Like many conservatives in the last election, I had high hopes for this new Tory government. Telling myself that “Finally the conservative party is becoming conservative once again.”  But never have I been so wrong.


A main concern of mine was our relationship with Northern Ireland. In July last year 332 to 99 MPs voted in favour of abortion and gay marriage to be forced upon Northern Ireland. A decision that not only went against the interests of the Northern Irish people, but the union as well. This year the decision came into effect, arguably representing “one of the darkest days in Northern Ireland’s history.” In June, another vote took place and yet again MPs, this time with a conservative majority, approved the controversial abortion regulations opposed by Stormont by 253 to 136. 


 But why is this important to the Union you may ask? For anyone who understands Northern Ireland's history, acknowledges that it is a very religious place with a history of conflict. Afterall there is a reason why abortion was not forced upon Northern Ireland to begin with: there was and still is a pro-life majority. 


Research conducted by ‘Both Lives Matter’ found that an estimated 100,000 individuals in Northern Ireland are alive today who otherwise would not had been if the 1967 Abortion Act had been adopted. Alongside this, 64% of people in Northern Ireland according to a ComRes poll, think that abortion should be decided by Northern Ireland’s elected representatives, rising to 66% of women and 70% of 18 to 34-year olds.


Last year Boris Johnson promised that the issue of abortion would be “for the people of Northern Ireland and their politicians to decide.” However, it is clear now this was not true and is yet another example of the conservatives turning their backs on Northern Ireland once again.

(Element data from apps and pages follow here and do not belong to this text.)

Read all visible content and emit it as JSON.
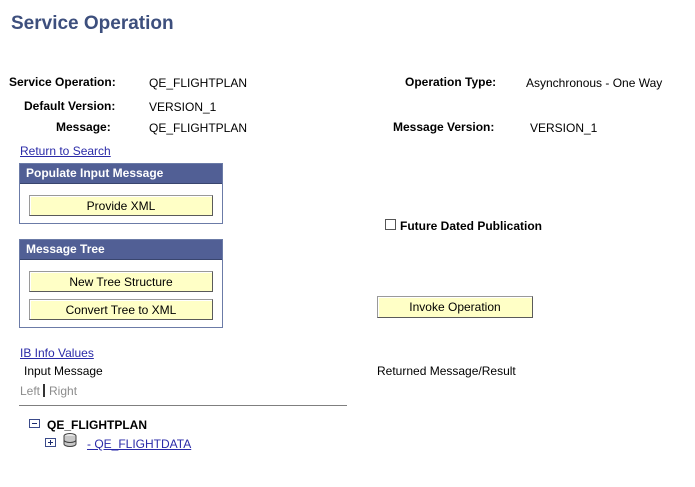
{
  "page_title": "Service Operation",
  "fields": {
    "service_operation_label": "Service Operation:",
    "service_operation_value": "QE_FLIGHTPLAN",
    "default_version_label": "Default Version:",
    "default_version_value": "VERSION_1",
    "message_label": "Message:",
    "message_value": "QE_FLIGHTPLAN",
    "operation_type_label": "Operation Type:",
    "operation_type_value": "Asynchronous - One Way",
    "message_version_label": "Message Version:",
    "message_version_value": "VERSION_1"
  },
  "links": {
    "return_to_search": "Return to Search",
    "ib_info_values": "IB Info Values"
  },
  "populate_box": {
    "header": "Populate Input Message",
    "provide_xml": "Provide XML"
  },
  "tree_box": {
    "header": "Message Tree",
    "new_tree_structure": "New Tree Structure",
    "convert_tree_to_xml": "Convert Tree to XML"
  },
  "future_dated": {
    "label": "Future Dated Publication",
    "checked": false
  },
  "invoke_button": "Invoke Operation",
  "input_message_label": "Input Message",
  "returned_message_label": "Returned Message/Result",
  "tabs": {
    "left": "Left",
    "right": "Right"
  },
  "tree": {
    "root": "QE_FLIGHTPLAN",
    "child": "- QE_FLIGHTDATA"
  }
}
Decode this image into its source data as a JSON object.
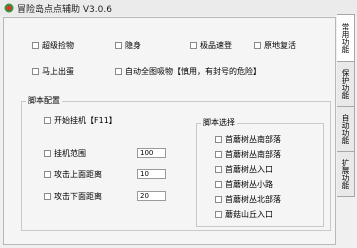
{
  "window": {
    "title": "冒险岛点点辅助 V3.0.6"
  },
  "options": [
    {
      "label": "超级捡物",
      "checked": false
    },
    {
      "label": "隐身",
      "checked": false
    },
    {
      "label": "极品速登",
      "checked": false
    },
    {
      "label": "原地复活",
      "checked": false
    },
    {
      "label": "马上出蛋",
      "checked": false
    },
    {
      "label": "自动全图吸物【慎用，有封号的危险】",
      "checked": false
    }
  ],
  "script_config": {
    "title": "脚本配置",
    "start_hotkey": {
      "label": "开始挂机【F11】",
      "checked": false
    },
    "fields": [
      {
        "label": "挂机范围",
        "value": "100"
      },
      {
        "label": "攻击上面距离",
        "value": "10"
      },
      {
        "label": "攻击下面距离",
        "value": "20"
      }
    ]
  },
  "script_select": {
    "title": "脚本选择",
    "items": [
      {
        "label": "首蘑树丛南部落",
        "checked": false
      },
      {
        "label": "首蘑树丛南部落",
        "checked": false
      },
      {
        "label": "首蘑树丛入口",
        "checked": false
      },
      {
        "label": "首蘑树丛小路",
        "checked": false
      },
      {
        "label": "首蘑树丛北部落",
        "checked": false
      },
      {
        "label": "蘑菇山丘入口",
        "checked": false
      }
    ]
  },
  "tabs": [
    {
      "label": "常用功能",
      "active": true
    },
    {
      "label": "保护功能",
      "active": false
    },
    {
      "label": "自动功能",
      "active": false
    },
    {
      "label": "扩展功能",
      "active": false
    }
  ],
  "colors": {
    "icon_red": "#d9342b",
    "icon_green": "#2f9a3a"
  }
}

The conservatives claim to be unionists yet are so willing to force their liberal views onto Northern Ireland, knowing full well they oppose them. As Carla Lockhard rightfully pointed out “The will of the people of Northern Ireland has been ignored. The will of the Northern Ireland Assembly has been ignored.” 


Wherever your stance on the abortion debate is, pro-life or pro-choice, it does not matter. Any reasonable individual will understand that if the devolution settlement of Stormont is to be respected, the cross-community view against this extreme abortion framework must also be respected as well. Otherwise we may see a future in which Northern Ireland leaves the United Kingdom, a reality no conservative or unionist would ever want to witness.